= Beginning of Section =
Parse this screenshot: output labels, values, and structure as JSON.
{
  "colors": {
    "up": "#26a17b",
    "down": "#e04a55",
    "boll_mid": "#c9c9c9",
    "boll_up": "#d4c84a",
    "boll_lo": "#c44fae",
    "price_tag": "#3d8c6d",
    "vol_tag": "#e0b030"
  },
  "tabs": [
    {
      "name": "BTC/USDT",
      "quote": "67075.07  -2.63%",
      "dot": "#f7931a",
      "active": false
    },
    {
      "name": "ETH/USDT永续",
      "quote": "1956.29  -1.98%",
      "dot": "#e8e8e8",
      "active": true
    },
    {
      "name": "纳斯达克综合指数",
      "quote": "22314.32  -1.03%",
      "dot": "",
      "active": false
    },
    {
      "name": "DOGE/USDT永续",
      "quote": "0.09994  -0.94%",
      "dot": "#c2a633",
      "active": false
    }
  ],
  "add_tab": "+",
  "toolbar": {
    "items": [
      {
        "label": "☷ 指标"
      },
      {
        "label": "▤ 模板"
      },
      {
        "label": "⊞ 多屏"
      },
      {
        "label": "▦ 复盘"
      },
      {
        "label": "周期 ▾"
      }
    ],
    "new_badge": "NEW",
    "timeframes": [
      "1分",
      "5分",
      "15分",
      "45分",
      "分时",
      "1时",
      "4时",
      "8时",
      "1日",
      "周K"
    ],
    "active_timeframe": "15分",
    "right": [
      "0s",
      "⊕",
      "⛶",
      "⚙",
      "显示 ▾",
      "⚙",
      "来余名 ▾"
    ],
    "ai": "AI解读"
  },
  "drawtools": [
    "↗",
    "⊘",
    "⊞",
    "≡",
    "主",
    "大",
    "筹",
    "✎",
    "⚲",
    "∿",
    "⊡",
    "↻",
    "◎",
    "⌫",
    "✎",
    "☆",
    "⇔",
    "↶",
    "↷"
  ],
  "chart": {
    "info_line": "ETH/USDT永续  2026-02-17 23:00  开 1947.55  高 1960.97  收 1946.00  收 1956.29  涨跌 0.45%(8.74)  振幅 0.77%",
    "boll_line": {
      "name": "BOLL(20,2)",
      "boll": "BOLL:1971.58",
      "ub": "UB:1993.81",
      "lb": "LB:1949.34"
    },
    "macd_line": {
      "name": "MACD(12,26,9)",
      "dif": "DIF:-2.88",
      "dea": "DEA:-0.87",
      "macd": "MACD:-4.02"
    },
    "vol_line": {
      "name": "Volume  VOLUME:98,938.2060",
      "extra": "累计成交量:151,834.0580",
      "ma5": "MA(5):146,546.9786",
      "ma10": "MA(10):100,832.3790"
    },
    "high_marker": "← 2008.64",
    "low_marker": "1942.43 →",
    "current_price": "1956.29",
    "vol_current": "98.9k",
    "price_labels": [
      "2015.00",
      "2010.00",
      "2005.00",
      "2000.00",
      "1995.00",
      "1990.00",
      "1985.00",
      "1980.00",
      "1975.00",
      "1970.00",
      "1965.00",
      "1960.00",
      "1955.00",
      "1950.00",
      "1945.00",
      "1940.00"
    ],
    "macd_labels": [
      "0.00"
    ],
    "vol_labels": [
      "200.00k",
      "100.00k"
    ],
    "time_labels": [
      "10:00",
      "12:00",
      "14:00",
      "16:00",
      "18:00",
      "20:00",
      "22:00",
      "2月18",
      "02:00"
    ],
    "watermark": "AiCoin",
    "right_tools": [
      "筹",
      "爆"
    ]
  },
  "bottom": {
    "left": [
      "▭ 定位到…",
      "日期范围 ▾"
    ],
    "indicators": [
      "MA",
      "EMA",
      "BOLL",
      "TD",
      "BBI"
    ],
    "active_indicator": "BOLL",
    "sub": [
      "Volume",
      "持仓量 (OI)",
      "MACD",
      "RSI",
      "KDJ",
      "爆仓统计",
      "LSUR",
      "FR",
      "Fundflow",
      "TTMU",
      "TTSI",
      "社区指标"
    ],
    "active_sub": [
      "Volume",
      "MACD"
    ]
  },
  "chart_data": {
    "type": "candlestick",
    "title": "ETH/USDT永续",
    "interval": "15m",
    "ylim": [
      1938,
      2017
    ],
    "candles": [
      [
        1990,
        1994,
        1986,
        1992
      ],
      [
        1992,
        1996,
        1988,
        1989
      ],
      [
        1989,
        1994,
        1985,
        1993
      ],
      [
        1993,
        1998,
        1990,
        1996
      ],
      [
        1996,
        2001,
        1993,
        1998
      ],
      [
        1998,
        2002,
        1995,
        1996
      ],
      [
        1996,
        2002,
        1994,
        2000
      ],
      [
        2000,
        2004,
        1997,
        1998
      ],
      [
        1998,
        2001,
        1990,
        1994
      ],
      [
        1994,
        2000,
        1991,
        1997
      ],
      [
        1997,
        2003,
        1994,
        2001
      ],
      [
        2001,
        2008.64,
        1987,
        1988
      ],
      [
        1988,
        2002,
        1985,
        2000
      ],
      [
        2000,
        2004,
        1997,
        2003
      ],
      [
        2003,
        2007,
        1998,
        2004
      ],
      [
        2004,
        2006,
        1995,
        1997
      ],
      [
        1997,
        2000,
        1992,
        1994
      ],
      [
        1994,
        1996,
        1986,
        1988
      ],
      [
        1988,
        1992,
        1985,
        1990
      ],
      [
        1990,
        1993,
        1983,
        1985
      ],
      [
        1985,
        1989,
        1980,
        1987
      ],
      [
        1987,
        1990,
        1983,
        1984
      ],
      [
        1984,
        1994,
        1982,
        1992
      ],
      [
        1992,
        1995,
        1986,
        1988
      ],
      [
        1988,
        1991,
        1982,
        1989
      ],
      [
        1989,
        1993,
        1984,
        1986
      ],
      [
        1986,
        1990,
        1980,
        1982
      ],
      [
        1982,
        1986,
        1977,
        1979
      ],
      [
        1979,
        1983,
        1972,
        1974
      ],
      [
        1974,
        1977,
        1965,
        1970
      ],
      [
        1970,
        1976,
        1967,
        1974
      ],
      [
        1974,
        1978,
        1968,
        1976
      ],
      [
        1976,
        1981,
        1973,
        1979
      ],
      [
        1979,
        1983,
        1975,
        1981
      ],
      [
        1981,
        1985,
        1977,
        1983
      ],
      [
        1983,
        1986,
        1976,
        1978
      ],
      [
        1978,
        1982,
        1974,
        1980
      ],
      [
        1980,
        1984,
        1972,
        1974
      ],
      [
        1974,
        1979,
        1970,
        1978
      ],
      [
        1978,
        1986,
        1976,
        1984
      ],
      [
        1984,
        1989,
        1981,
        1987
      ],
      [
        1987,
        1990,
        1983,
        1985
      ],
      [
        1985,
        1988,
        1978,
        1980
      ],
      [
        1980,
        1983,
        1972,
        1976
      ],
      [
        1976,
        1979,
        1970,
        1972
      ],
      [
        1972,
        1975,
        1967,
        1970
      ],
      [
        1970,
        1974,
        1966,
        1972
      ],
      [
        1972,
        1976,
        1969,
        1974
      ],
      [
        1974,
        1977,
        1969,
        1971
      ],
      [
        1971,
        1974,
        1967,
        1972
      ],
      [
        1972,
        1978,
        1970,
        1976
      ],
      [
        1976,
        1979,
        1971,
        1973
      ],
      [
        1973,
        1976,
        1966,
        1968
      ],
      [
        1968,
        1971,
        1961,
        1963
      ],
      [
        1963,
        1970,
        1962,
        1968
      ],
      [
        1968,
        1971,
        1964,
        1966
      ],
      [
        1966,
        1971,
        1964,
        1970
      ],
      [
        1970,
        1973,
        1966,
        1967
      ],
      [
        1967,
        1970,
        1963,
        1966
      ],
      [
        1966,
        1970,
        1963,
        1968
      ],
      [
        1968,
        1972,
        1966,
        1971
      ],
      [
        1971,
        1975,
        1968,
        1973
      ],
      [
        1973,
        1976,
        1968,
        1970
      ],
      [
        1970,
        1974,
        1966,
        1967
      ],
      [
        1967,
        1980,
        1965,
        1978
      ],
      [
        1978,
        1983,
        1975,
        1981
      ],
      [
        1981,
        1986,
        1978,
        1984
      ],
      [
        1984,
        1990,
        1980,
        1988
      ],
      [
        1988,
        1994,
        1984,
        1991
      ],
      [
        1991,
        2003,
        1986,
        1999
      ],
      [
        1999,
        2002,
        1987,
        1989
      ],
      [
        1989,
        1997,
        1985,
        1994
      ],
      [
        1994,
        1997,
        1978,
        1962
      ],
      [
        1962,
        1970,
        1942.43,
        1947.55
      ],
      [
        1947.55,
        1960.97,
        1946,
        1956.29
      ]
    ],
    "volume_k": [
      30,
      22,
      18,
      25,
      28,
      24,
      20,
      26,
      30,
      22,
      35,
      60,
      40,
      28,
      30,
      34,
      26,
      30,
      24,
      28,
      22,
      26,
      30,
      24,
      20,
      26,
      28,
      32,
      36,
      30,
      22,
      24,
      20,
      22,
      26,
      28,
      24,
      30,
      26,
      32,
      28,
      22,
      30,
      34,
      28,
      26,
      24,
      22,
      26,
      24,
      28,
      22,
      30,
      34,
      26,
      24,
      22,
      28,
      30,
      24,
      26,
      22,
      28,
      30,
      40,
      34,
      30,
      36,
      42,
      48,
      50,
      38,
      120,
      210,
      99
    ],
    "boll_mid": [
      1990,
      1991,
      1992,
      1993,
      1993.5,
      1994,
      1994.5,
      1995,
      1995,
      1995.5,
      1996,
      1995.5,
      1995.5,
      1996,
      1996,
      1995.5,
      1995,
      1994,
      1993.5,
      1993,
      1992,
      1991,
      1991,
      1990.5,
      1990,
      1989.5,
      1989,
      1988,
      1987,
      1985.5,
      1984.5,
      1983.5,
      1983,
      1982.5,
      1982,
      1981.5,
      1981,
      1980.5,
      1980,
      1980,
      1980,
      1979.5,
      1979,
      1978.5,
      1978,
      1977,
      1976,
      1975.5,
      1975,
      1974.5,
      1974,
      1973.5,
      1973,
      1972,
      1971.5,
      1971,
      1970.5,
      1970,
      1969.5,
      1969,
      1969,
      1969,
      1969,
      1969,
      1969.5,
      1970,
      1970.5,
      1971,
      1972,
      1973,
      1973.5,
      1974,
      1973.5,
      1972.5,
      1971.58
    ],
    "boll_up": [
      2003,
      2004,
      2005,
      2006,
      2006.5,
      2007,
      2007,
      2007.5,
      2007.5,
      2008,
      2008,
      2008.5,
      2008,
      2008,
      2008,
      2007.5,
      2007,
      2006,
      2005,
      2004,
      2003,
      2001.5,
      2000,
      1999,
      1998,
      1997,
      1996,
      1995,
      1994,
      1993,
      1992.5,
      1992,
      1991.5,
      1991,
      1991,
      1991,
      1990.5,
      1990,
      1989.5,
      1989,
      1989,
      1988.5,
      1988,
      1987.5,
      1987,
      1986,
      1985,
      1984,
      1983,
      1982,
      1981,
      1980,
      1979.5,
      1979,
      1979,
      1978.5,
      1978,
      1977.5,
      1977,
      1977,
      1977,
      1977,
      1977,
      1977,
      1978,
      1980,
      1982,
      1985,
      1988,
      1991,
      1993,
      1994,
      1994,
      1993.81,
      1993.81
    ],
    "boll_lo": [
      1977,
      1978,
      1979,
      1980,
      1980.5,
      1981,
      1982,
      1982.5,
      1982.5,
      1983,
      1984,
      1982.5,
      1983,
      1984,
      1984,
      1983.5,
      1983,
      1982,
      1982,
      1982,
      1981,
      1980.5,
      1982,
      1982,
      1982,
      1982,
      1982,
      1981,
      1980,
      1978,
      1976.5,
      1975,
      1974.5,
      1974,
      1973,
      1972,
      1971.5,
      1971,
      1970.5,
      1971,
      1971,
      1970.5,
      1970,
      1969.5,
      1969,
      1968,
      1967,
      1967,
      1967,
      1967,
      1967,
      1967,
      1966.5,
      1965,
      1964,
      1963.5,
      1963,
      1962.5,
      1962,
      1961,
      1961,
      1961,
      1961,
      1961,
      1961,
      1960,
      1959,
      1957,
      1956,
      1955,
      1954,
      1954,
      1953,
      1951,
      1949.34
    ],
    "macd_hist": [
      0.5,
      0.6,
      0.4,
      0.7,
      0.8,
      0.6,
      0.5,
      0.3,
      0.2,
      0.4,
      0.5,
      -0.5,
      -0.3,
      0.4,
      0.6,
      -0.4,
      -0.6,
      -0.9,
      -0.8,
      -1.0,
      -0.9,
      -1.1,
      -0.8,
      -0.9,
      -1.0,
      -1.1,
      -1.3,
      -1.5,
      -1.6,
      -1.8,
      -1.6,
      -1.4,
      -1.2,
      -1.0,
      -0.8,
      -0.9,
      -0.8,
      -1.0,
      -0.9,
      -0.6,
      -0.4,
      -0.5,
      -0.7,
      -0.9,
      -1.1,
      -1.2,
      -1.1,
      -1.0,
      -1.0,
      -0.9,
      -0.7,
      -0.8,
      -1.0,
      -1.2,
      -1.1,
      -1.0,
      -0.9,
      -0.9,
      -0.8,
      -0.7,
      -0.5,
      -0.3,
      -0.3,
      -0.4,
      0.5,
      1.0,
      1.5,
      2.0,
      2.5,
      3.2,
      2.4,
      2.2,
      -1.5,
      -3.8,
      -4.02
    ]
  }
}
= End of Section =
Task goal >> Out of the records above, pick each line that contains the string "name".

Written response >>
      "name": "BTC/USDT",
      "name": "ETH/USDT永续",
      "name": "纳斯达克综合指数",
      "name": "DOGE/USDT永续",
      "name": "BOLL(20,2)",
      "name": "MACD(12,26,9)",
      "name": "Volume  VOLUME:98,938.2060",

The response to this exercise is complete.